Ollie was born with a clubbed foot and problems with his heart. Soon after, he was diagnosed with VACTERL Association, a rare condition that affects multiple parts of the body including the spine, heart, kidneys, and limbs.
The medical team had to decide not only how to treat all of Ollie’s conditions, but also which to treat first. At only two days old, Ollie received open heart surgery, and a spinal cord operation just one month later. Since then, he has undergone more than 30 major operations.
For the past fifteen years, Ollie’s mum and dad have trusted the hospital with the life of their beautiful little boy.
“When Ollie was born, we had our team pretty much ready to go. It was like surgery ‘Tetris’, with the doctors always trying to figure out what could happen first. We knew we’d have a lifelong relationship with the Hospital,” explained Tracy, Ollie’s mum.
When Ollie turned five, it was time to treat his club foot – and there weren’t many options. When an amputation was suggested as having the most certain outcome, Tracy and Aaron agonised over the decision and the impact it would have on Ollie, who was already passionate about soccer. But they realised an amputation and prosthetic leg was the only way to give Ollie full mobility and life. The surgery was a success.
But what came next was the most exciting - the day he was finally fitted with his prosthetic leg.
“When an amputation was first suggested, it was a bit of a shock. We still have the footage of getting him into the prosthetic and walking for the first time. Everything was just aligned and wonderful,” added Tracy.

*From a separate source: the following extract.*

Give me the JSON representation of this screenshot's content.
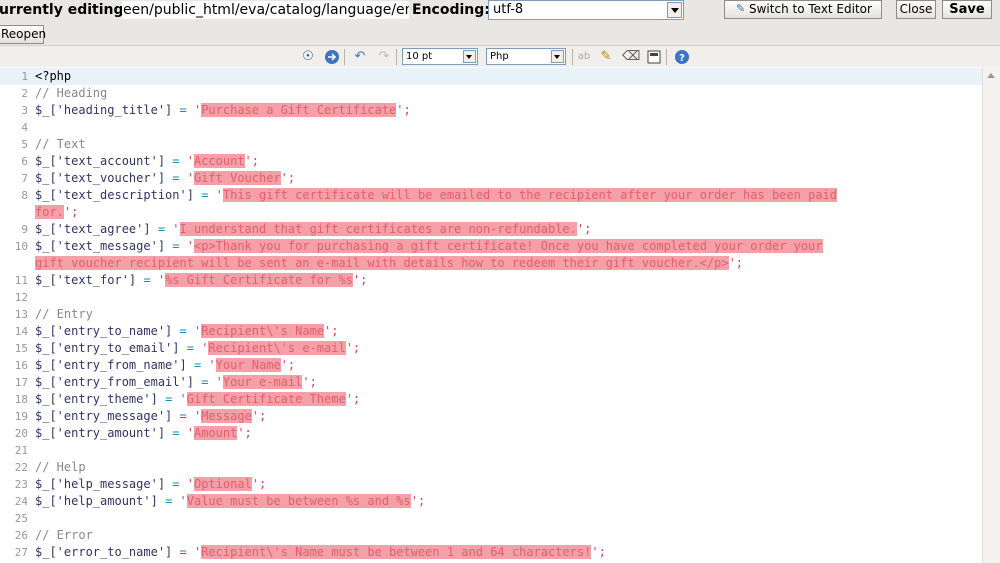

Ollie is now a happy, funny and athletic fifteen-year-old who eats like his friends, goes to a mainstream school, and is a fierce competitor on the sports field and running tracks. Thanks to the help of Sydney Children’s Hospital, Randwick, Ollie has been fitted with a running blade and loves to run. He has made it all the way to state championships in cross country - his unwavering determination and lightning speed have earned him the nickname, Blade Boy.
“He's fierce, and courageous, and has a great sense of humour. He's a fabulous competitor and he loves his sport, and is a real team player. He really cares for and has an empathy for a lot of his mates, and people that go through things.”
This brave young man has spent a hefty portion of his childhood in intensive care, and touched so many departments within the hospital, where many pieces of equipment, staff and therapies are funded by the generosity of Sydney Children’s Hospitals Foundation’s Movement of Many.
Ollie has received care from so many different specialist teams within the hospital, he truly does represent all 158,000 children cared for every year. Today, you wouldn’t know by Ollie’s infectious grin just how much he has been through.
“If you have kids you love, you want to know that if they get sick, the clever people at the hospital have the tools, techniques, machines, and staff they need to fix them. For us, that’s been a gift we’ll never be able to repay. The hospital has given Ollie to us – beautifully healed and ready for life.”
Ollie is an inspiration to all of us. Stories like his are what drives all the incredible work Sydney Children’s Hospitals Foundation does every day. As one of the largest and most trusted kids’ health charities in the country, SCHF raises funds to help provide all children with access to the best possible healthcare, whenever and wherever they need it.